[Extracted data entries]
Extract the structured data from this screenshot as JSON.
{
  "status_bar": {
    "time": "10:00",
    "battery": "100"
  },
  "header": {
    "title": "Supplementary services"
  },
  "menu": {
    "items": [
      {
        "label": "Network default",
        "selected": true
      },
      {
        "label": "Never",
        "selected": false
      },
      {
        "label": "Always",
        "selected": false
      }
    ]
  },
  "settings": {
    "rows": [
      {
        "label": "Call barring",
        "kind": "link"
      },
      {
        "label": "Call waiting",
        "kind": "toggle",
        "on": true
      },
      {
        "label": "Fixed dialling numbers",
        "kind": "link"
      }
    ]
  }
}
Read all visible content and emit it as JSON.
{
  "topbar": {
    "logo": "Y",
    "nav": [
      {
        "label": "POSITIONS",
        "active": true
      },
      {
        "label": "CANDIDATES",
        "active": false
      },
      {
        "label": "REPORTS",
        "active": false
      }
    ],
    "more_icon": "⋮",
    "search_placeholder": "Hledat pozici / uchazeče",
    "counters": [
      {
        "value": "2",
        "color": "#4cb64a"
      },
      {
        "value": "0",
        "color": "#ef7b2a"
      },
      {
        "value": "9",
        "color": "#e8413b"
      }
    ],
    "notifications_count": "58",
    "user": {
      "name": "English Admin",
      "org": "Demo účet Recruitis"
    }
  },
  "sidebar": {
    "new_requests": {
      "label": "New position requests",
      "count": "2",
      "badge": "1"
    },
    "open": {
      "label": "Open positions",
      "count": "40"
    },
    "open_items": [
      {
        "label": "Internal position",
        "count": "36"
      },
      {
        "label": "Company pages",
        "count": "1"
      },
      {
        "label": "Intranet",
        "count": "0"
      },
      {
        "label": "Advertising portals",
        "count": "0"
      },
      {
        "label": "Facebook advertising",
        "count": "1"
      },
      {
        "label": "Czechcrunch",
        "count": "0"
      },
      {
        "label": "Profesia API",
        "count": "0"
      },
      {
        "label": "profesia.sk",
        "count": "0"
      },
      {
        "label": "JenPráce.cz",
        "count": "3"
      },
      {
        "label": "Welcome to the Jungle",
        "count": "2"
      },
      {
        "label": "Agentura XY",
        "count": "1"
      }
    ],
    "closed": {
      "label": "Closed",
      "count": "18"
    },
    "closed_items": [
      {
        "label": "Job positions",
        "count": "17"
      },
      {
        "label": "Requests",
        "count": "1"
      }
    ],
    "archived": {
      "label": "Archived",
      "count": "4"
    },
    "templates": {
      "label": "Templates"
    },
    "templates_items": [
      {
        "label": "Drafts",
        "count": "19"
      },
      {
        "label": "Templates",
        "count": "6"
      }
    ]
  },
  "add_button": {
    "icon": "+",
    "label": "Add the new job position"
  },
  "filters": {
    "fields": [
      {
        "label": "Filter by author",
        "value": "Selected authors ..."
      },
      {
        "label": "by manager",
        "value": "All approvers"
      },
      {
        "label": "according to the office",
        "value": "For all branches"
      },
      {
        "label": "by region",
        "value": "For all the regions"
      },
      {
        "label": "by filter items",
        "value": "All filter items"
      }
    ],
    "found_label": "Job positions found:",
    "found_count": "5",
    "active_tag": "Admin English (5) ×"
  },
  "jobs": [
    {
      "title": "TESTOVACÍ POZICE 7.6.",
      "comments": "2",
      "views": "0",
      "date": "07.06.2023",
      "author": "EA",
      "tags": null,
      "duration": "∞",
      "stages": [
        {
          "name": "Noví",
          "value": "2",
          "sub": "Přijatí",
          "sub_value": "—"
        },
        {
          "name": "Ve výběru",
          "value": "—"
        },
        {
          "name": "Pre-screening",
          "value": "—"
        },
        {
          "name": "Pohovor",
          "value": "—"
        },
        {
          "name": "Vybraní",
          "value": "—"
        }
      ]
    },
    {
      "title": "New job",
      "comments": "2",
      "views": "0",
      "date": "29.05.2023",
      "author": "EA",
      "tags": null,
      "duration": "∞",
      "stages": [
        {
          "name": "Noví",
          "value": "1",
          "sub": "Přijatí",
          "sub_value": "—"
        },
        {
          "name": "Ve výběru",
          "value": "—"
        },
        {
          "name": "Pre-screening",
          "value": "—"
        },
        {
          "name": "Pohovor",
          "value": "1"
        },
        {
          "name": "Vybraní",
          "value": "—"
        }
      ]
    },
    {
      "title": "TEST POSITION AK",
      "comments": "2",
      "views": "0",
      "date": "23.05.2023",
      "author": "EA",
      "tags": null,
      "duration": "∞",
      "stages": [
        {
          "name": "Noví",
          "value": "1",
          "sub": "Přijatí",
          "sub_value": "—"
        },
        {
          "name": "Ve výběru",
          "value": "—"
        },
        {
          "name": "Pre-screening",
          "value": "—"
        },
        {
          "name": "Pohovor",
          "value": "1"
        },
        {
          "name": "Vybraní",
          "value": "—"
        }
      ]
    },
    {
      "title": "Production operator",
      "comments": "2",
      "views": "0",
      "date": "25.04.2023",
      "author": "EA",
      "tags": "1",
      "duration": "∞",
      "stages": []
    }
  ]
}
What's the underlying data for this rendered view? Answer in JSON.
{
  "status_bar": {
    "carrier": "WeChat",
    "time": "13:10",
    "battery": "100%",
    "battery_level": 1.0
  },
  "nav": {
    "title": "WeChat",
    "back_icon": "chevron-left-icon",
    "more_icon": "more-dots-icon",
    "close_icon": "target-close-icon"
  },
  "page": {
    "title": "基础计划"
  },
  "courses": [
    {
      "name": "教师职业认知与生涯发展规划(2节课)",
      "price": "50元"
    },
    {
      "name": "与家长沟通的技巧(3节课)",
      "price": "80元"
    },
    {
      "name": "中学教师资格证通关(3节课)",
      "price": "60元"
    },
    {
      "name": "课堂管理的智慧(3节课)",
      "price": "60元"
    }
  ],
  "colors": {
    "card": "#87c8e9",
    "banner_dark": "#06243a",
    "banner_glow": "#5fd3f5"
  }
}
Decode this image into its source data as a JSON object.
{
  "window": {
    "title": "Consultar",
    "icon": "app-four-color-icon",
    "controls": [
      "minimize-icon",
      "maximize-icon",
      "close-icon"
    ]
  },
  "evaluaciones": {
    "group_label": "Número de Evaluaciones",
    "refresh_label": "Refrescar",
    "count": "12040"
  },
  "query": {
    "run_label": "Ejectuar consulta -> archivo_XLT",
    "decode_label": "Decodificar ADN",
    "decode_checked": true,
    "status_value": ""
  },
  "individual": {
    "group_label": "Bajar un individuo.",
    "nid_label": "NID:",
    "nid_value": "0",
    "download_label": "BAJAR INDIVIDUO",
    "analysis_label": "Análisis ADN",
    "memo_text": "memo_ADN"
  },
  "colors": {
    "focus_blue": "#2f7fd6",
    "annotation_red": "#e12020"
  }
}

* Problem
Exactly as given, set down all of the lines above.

* Written response
Extract the structured data from this screenshot as JSON.
{
  "status_bar": {
    "time": "10:00",
    "battery": "100"
  },
  "header": {
    "title": "Supplementary services"
  },
  "menu": {
    "items": [
      {
        "label": "Network default",
        "selected": true
      },
      {
        "label": "Never",
        "selected": false
      },
      {
        "label": "Always",
        "selected": false
      }
    ]
  },
  "settings": {
    "rows": [
      {
        "label": "Call barring",
        "kind": "link"
      },
      {
        "label": "Call waiting",
        "kind": "toggle",
        "on": true
      },
      {
        "label": "Fixed dialling numbers",
        "kind": "link"
      }
    ]
  }
}
Read all visible content and emit it as JSON.
{
  "topbar": {
    "logo": "Y",
    "nav": [
      {
        "label": "POSITIONS",
        "active": true
      },
      {
        "label": "CANDIDATES",
        "active": false
      },
      {
        "label": "REPORTS",
        "active": false
      }
    ],
    "more_icon": "⋮",
    "search_placeholder": "Hledat pozici / uchazeče",
    "counters": [
      {
        "value": "2",
        "color": "#4cb64a"
      },
      {
        "value": "0",
        "color": "#ef7b2a"
      },
      {
        "value": "9",
        "color": "#e8413b"
      }
    ],
    "notifications_count": "58",
    "user": {
      "name": "English Admin",
      "org": "Demo účet Recruitis"
    }
  },
  "sidebar": {
    "new_requests": {
      "label": "New position requests",
      "count": "2",
      "badge": "1"
    },
    "open": {
      "label": "Open positions",
      "count": "40"
    },
    "open_items": [
      {
        "label": "Internal position",
        "count": "36"
      },
      {
        "label": "Company pages",
        "count": "1"
      },
      {
        "label": "Intranet",
        "count": "0"
      },
      {
        "label": "Advertising portals",
        "count": "0"
      },
      {
        "label": "Facebook advertising",
        "count": "1"
      },
      {
        "label": "Czechcrunch",
        "count": "0"
      },
      {
        "label": "Profesia API",
        "count": "0"
      },
      {
        "label": "profesia.sk",
        "count": "0"
      },
      {
        "label": "JenPráce.cz",
        "count": "3"
      },
      {
        "label": "Welcome to the Jungle",
        "count": "2"
      },
      {
        "label": "Agentura XY",
        "count": "1"
      }
    ],
    "closed": {
      "label": "Closed",
      "count": "18"
    },
    "closed_items": [
      {
        "label": "Job positions",
        "count": "17"
      },
      {
        "label": "Requests",
        "count": "1"
      }
    ],
    "archived": {
      "label": "Archived",
      "count": "4"
    },
    "templates": {
      "label": "Templates"
    },
    "templates_items": [
      {
        "label": "Drafts",
        "count": "19"
      },
      {
        "label": "Templates",
        "count": "6"
      }
    ]
  },
  "add_button": {
    "icon": "+",
    "label": "Add the new job position"
  },
  "filters": {
    "fields": [
      {
        "label": "Filter by author",
        "value": "Selected authors ..."
      },
      {
        "label": "by manager",
        "value": "All approvers"
      },
      {
        "label": "according to the office",
        "value": "For all branches"
      },
      {
        "label": "by region",
        "value": "For all the regions"
      },
      {
        "label": "by filter items",
        "value": "All filter items"
      }
    ],
    "found_label": "Job positions found:",
    "found_count": "5",
    "active_tag": "Admin English (5) ×"
  },
  "jobs": [
    {
      "title": "TESTOVACÍ POZICE 7.6.",
      "comments": "2",
      "views": "0",
      "date": "07.06.2023",
      "author": "EA",
      "tags": null,
      "duration": "∞",
      "stages": [
        {
          "name": "Noví",
          "value": "2",
          "sub": "Přijatí",
          "sub_value": "—"
        },
        {
          "name": "Ve výběru",
          "value": "—"
        },
        {
          "name": "Pre-screening",
          "value": "—"
        },
        {
          "name": "Pohovor",
          "value": "—"
        },
        {
          "name": "Vybraní",
          "value": "—"
        }
      ]
    },
    {
      "title": "New job",
      "comments": "2",
      "views": "0",
      "date": "29.05.2023",
      "author": "EA",
      "tags": null,
      "duration": "∞",
      "stages": [
        {
          "name": "Noví",
          "value": "1",
          "sub": "Přijatí",
          "sub_value": "—"
        },
        {
          "name": "Ve výběru",
          "value": "—"
        },
        {
          "name": "Pre-screening",
          "value": "—"
        },
        {
          "name": "Pohovor",
          "value": "1"
        },
        {
          "name": "Vybraní",
          "value": "—"
        }
      ]
    },
    {
      "title": "TEST POSITION AK",
      "comments": "2",
      "views": "0",
      "date": "23.05.2023",
      "author": "EA",
      "tags": null,
      "duration": "∞",
      "stages": [
        {
          "name": "Noví",
          "value": "1",
          "sub": "Přijatí",
          "sub_value": "—"
        },
        {
          "name": "Ve výběru",
          "value": "—"
        },
        {
          "name": "Pre-screening",
          "value": "—"
        },
        {
          "name": "Pohovor",
          "value": "1"
        },
        {
          "name": "Vybraní",
          "value": "—"
        }
      ]
    },
    {
      "title": "Production operator",
      "comments": "2",
      "views": "0",
      "date": "25.04.2023",
      "author": "EA",
      "tags": "1",
      "duration": "∞",
      "stages": []
    }
  ]
}
What's the underlying data for this rendered view? Answer in JSON.
{
  "status_bar": {
    "carrier": "WeChat",
    "time": "13:10",
    "battery": "100%",
    "battery_level": 1.0
  },
  "nav": {
    "title": "WeChat",
    "back_icon": "chevron-left-icon",
    "more_icon": "more-dots-icon",
    "close_icon": "target-close-icon"
  },
  "page": {
    "title": "基础计划"
  },
  "courses": [
    {
      "name": "教师职业认知与生涯发展规划(2节课)",
      "price": "50元"
    },
    {
      "name": "与家长沟通的技巧(3节课)",
      "price": "80元"
    },
    {
      "name": "中学教师资格证通关(3节课)",
      "price": "60元"
    },
    {
      "name": "课堂管理的智慧(3节课)",
      "price": "60元"
    }
  ],
  "colors": {
    "card": "#87c8e9",
    "banner_dark": "#06243a",
    "banner_glow": "#5fd3f5"
  }
}
Decode this image into its source data as a JSON object.
{
  "window": {
    "title": "Consultar",
    "icon": "app-four-color-icon",
    "controls": [
      "minimize-icon",
      "maximize-icon",
      "close-icon"
    ]
  },
  "evaluaciones": {
    "group_label": "Número de Evaluaciones",
    "refresh_label": "Refrescar",
    "count": "12040"
  },
  "query": {
    "run_label": "Ejectuar consulta -> archivo_XLT",
    "decode_label": "Decodificar ADN",
    "decode_checked": true,
    "status_value": ""
  },
  "individual": {
    "group_label": "Bajar un individuo.",
    "nid_label": "NID:",
    "nid_value": "0",
    "download_label": "BAJAR INDIVIDUO",
    "analysis_label": "Análisis ADN",
    "memo_text": "memo_ADN"
  },
  "colors": {
    "focus_blue": "#2f7fd6",
    "annotation_red": "#e12020"
  }
}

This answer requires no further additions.